──────── Material supplied

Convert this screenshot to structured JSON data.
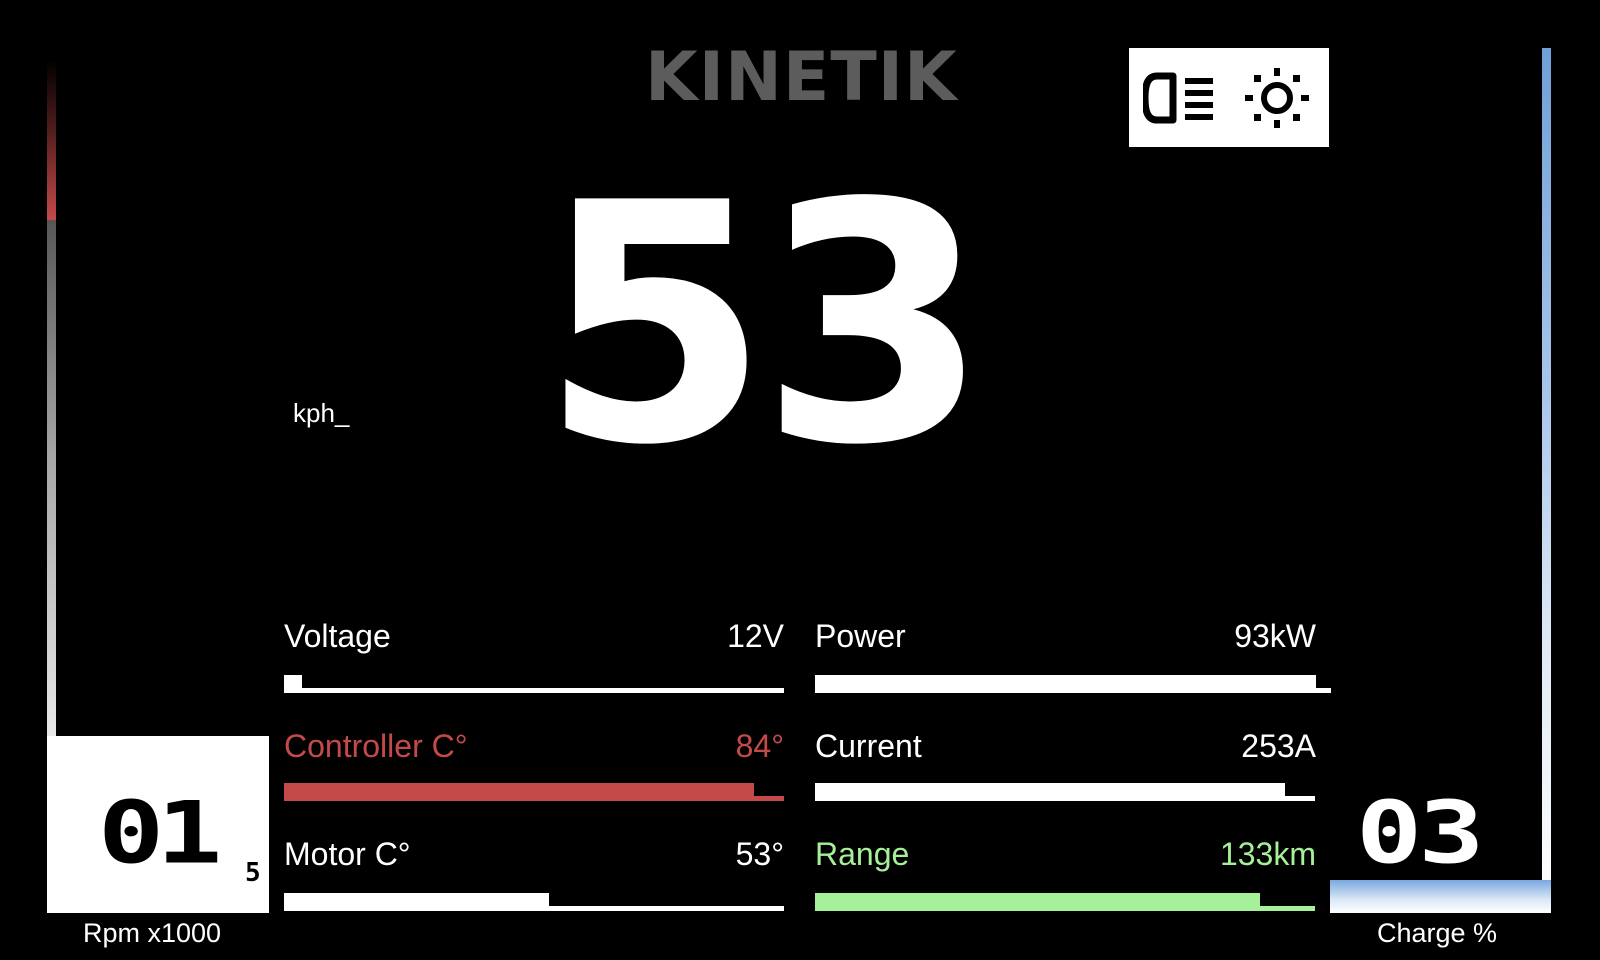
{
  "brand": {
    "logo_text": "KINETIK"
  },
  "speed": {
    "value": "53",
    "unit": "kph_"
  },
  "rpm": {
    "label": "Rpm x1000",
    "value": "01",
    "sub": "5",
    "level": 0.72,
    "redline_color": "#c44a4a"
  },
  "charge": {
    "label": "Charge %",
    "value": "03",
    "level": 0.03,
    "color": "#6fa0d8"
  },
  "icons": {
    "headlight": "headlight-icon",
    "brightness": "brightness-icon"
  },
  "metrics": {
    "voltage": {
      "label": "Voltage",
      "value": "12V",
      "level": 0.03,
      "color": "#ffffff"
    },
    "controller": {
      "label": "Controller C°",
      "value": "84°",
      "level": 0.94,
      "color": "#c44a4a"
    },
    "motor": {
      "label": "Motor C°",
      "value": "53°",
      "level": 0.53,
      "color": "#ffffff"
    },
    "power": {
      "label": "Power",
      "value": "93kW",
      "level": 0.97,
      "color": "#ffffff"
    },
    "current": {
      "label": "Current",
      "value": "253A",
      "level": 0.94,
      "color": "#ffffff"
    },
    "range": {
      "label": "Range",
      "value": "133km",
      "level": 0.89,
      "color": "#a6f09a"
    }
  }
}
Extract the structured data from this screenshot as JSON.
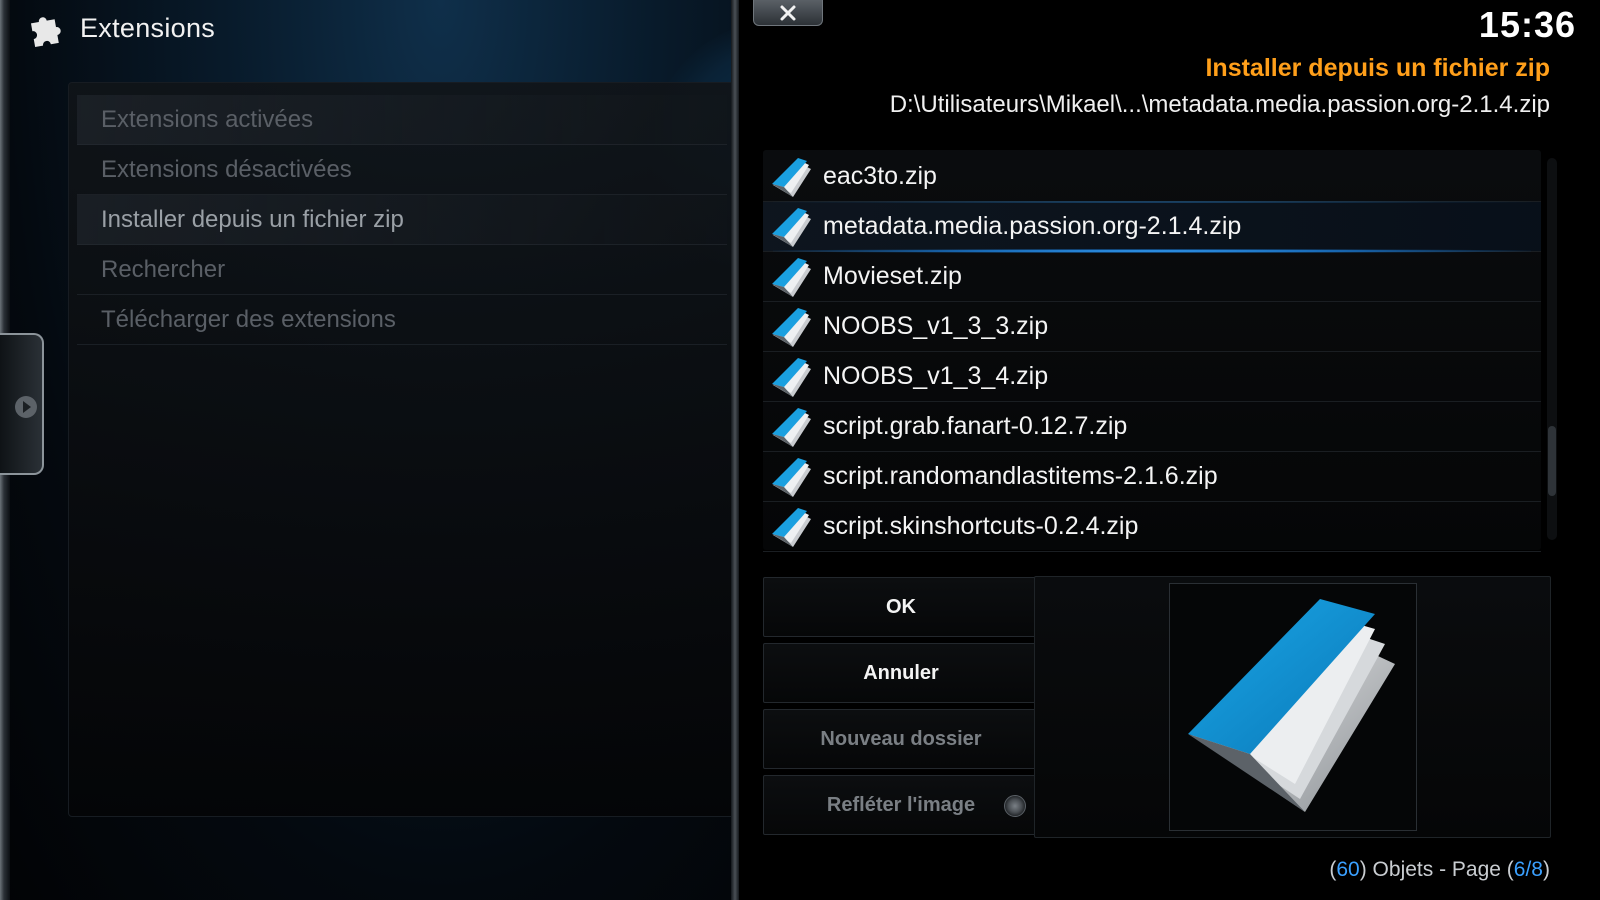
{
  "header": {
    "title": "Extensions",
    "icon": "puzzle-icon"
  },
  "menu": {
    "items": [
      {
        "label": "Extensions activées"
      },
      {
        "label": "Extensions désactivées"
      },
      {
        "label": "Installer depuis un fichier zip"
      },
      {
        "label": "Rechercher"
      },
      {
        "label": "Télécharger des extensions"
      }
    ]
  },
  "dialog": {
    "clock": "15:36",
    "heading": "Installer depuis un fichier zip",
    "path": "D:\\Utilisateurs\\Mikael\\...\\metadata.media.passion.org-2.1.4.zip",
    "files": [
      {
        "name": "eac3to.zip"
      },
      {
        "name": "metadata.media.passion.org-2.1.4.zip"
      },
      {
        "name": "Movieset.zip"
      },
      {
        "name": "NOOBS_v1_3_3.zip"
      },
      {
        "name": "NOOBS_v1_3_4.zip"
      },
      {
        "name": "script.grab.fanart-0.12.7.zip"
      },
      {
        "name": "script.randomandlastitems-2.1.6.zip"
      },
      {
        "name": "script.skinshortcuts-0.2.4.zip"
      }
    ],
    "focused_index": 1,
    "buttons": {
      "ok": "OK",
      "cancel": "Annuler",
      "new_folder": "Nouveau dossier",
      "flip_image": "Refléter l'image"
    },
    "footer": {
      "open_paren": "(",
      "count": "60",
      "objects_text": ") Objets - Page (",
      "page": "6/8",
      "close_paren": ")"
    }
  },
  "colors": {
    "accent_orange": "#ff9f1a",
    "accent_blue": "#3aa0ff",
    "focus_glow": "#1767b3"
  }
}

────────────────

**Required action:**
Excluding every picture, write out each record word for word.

**Written answer:**
Convert this screenshot to structured JSON data.
{
  "brand": {
    "logo_text": "KINETIK"
  },
  "speed": {
    "value": "53",
    "unit": "kph_"
  },
  "rpm": {
    "label": "Rpm x1000",
    "value": "01",
    "sub": "5",
    "level": 0.72,
    "redline_color": "#c44a4a"
  },
  "charge": {
    "label": "Charge %",
    "value": "03",
    "level": 0.03,
    "color": "#6fa0d8"
  },
  "icons": {
    "headlight": "headlight-icon",
    "brightness": "brightness-icon"
  },
  "metrics": {
    "voltage": {
      "label": "Voltage",
      "value": "12V",
      "level": 0.03,
      "color": "#ffffff"
    },
    "controller": {
      "label": "Controller C°",
      "value": "84°",
      "level": 0.94,
      "color": "#c44a4a"
    },
    "motor": {
      "label": "Motor C°",
      "value": "53°",
      "level": 0.53,
      "color": "#ffffff"
    },
    "power": {
      "label": "Power",
      "value": "93kW",
      "level": 0.97,
      "color": "#ffffff"
    },
    "current": {
      "label": "Current",
      "value": "253A",
      "level": 0.94,
      "color": "#ffffff"
    },
    "range": {
      "label": "Range",
      "value": "133km",
      "level": 0.89,
      "color": "#a6f09a"
    }
  }
}
Extract the structured data from this screenshot as JSON.
{
  "header": {
    "title": "Extensions",
    "icon": "puzzle-icon"
  },
  "menu": {
    "items": [
      {
        "label": "Extensions activées"
      },
      {
        "label": "Extensions désactivées"
      },
      {
        "label": "Installer depuis un fichier zip"
      },
      {
        "label": "Rechercher"
      },
      {
        "label": "Télécharger des extensions"
      }
    ]
  },
  "dialog": {
    "clock": "15:36",
    "heading": "Installer depuis un fichier zip",
    "path": "D:\\Utilisateurs\\Mikael\\...\\metadata.media.passion.org-2.1.4.zip",
    "files": [
      {
        "name": "eac3to.zip"
      },
      {
        "name": "metadata.media.passion.org-2.1.4.zip"
      },
      {
        "name": "Movieset.zip"
      },
      {
        "name": "NOOBS_v1_3_3.zip"
      },
      {
        "name": "NOOBS_v1_3_4.zip"
      },
      {
        "name": "script.grab.fanart-0.12.7.zip"
      },
      {
        "name": "script.randomandlastitems-2.1.6.zip"
      },
      {
        "name": "script.skinshortcuts-0.2.4.zip"
      }
    ],
    "focused_index": 1,
    "buttons": {
      "ok": "OK",
      "cancel": "Annuler",
      "new_folder": "Nouveau dossier",
      "flip_image": "Refléter l'image"
    },
    "footer": {
      "open_paren": "(",
      "count": "60",
      "objects_text": ") Objets - Page (",
      "page": "6/8",
      "close_paren": ")"
    }
  },
  "colors": {
    "accent_orange": "#ff9f1a",
    "accent_blue": "#3aa0ff",
    "focus_glow": "#1767b3"
  }
}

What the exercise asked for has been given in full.